A unicorn leans that she might be the last of her kind left in the world, and leaves her forest to find out what happened to the others.
I’ve been having a hard time writing this review, so I guess it will be a short one. I started reading the book in the beginning of August, then paused for a week or so while I took part in a read-a-thon. That pause definitely took me out of the world a bit. Also, the place where I paused in the book marked a big shift in the story. While in the first half of the book, the narrator had mostly been the unicorn, in the second half the narrating duties were left more to her human companions. And I wasn’t as interested or enchanted by the magician Schmendrick’s or the believer Molly Grue’s points of view as I was in the unicorn’s. I understand why, in that part of the book, we could no longer spend as much time in the unicorn’s head, but I still missed it.

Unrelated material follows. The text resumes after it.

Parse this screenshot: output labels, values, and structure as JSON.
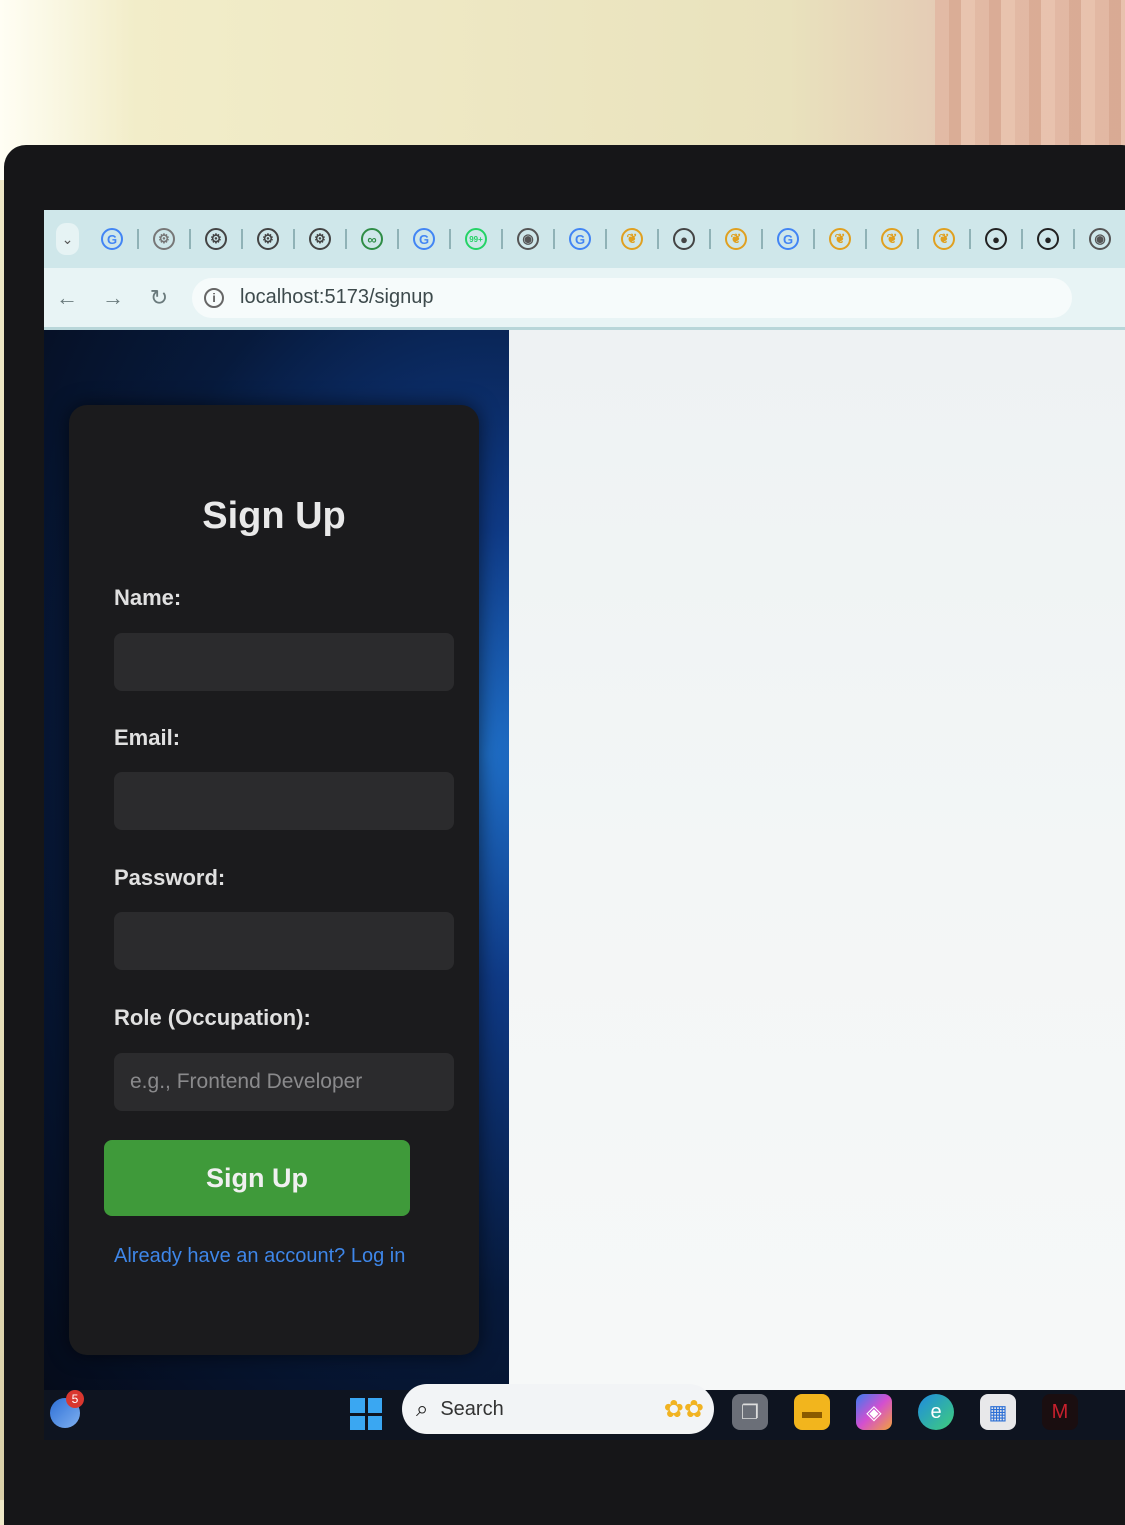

One thing I have to say about this book is that the writing is gorgeous. It is absolutely enchanting, and evokes this feeling of being inside a fairytale. I bet this book would sound just lovely when read aloud. That sense of magic is most prevalent with the unicorn as the POV character.

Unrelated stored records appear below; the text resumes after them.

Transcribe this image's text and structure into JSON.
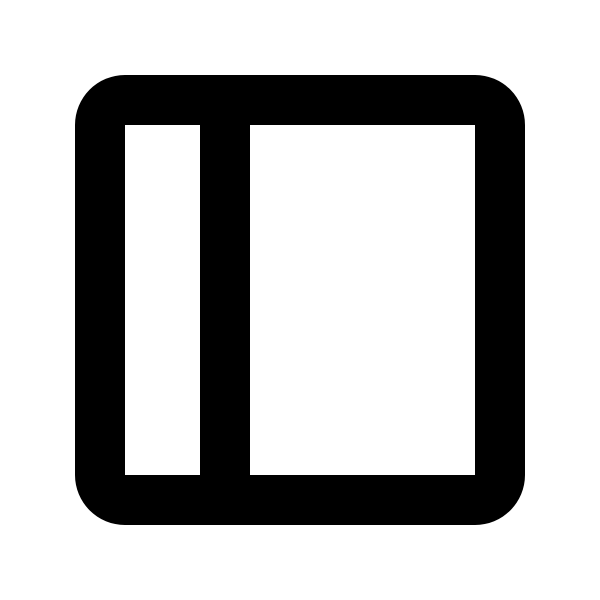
{
  "icon": {
    "name": "sidebar-panel-left-icon",
    "color": "#000000",
    "background": "#ffffff"
  }
}
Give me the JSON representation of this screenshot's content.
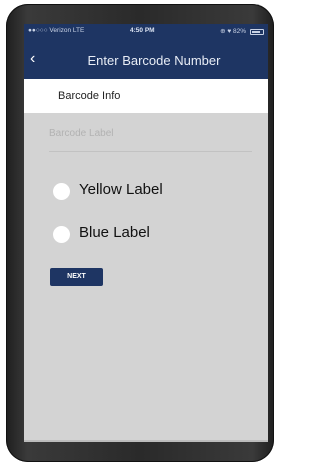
{
  "status_bar": {
    "carrier": "●●○○○ Verizon  LTE",
    "time": "4:50 PM",
    "right_indicators": "⊕ ♥ 82%",
    "battery_level": 0.82
  },
  "header": {
    "back_icon": "chevron-left-icon",
    "title": "Enter Barcode Number"
  },
  "section": {
    "label": "Barcode Info"
  },
  "form": {
    "barcode_label_placeholder": "Barcode Label",
    "options": [
      {
        "label": "Yellow Label"
      },
      {
        "label": "Blue Label"
      }
    ],
    "next_label": "NEXT"
  },
  "colors": {
    "header_bg": "#1e3563",
    "screen_bg": "#d3d3d3"
  }
}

Unlike perhaps many of you, I didn’t see the animated movie when I was a kid. I’ve only seen the movie once as an adult, so I didn’t have that lovely sense of childhood nostalgia at the back of my head when I was reading it. The main reason that my rating isn’t higher is probably still because of that pause in the middle, and so is mostly my own fault.

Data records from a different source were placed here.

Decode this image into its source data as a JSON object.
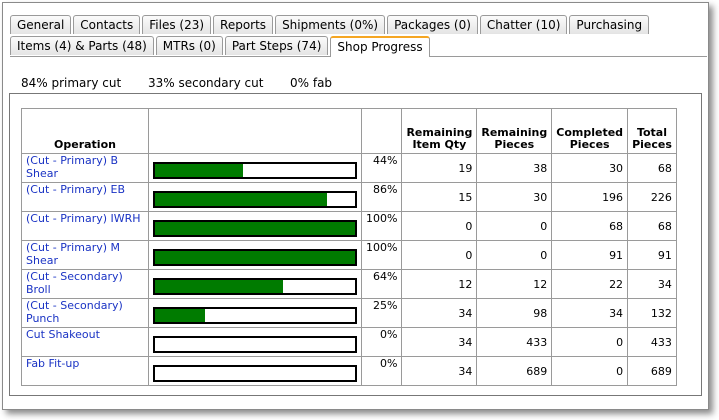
{
  "tabs_row1": [
    {
      "label": "General"
    },
    {
      "label": "Contacts"
    },
    {
      "label": "Files (23)"
    },
    {
      "label": "Reports"
    },
    {
      "label": "Shipments (0%)"
    },
    {
      "label": "Packages (0)"
    },
    {
      "label": "Chatter (10)"
    },
    {
      "label": "Purchasing"
    }
  ],
  "tabs_row2": [
    {
      "label": "Items (4) & Parts (48)"
    },
    {
      "label": "MTRs (0)"
    },
    {
      "label": "Part Steps (74)"
    },
    {
      "label": "Shop Progress"
    }
  ],
  "active_tab": "Shop Progress",
  "summary": {
    "primary": "84% primary cut",
    "secondary": "33% secondary cut",
    "fab": "0% fab"
  },
  "table": {
    "headers": {
      "operation": "Operation",
      "remaining_qty": "Remaining Item Qty",
      "remaining_pieces": "Remaining Pieces",
      "completed_pieces": "Completed Pieces",
      "total_pieces": "Total Pieces"
    },
    "rows": [
      {
        "operation": "(Cut - Primary) B Shear",
        "progress": 44,
        "percent": "44%",
        "remaining_qty": "19",
        "remaining_pieces": "38",
        "completed_pieces": "30",
        "total_pieces": "68"
      },
      {
        "operation": "(Cut - Primary) EB",
        "progress": 86,
        "percent": "86%",
        "remaining_qty": "15",
        "remaining_pieces": "30",
        "completed_pieces": "196",
        "total_pieces": "226"
      },
      {
        "operation": "(Cut - Primary) IWRH",
        "progress": 100,
        "percent": "100%",
        "remaining_qty": "0",
        "remaining_pieces": "0",
        "completed_pieces": "68",
        "total_pieces": "68"
      },
      {
        "operation": "(Cut - Primary) M Shear",
        "progress": 100,
        "percent": "100%",
        "remaining_qty": "0",
        "remaining_pieces": "0",
        "completed_pieces": "91",
        "total_pieces": "91"
      },
      {
        "operation": "(Cut - Secondary) Broll",
        "progress": 64,
        "percent": "64%",
        "remaining_qty": "12",
        "remaining_pieces": "12",
        "completed_pieces": "22",
        "total_pieces": "34"
      },
      {
        "operation": "(Cut - Secondary) Punch",
        "progress": 25,
        "percent": "25%",
        "remaining_qty": "34",
        "remaining_pieces": "98",
        "completed_pieces": "34",
        "total_pieces": "132"
      },
      {
        "operation": "Cut Shakeout",
        "progress": 0,
        "percent": "0%",
        "remaining_qty": "34",
        "remaining_pieces": "433",
        "completed_pieces": "0",
        "total_pieces": "433"
      },
      {
        "operation": "Fab Fit-up",
        "progress": 0,
        "percent": "0%",
        "remaining_qty": "34",
        "remaining_pieces": "689",
        "completed_pieces": "0",
        "total_pieces": "689"
      }
    ]
  },
  "colors": {
    "progress_fill": "#007b00",
    "link": "#1a33c4",
    "active_tab_accent": "#f5a623"
  }
}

3 out of 5 stars.
Next up in the challenge
I’m officially halfway through the challenge now! So, I’m a bit behind, since I only have three months left. I am currently half-way through The King of Elfland’s Daughter by Lord Dunsany, and hope to finish it soon.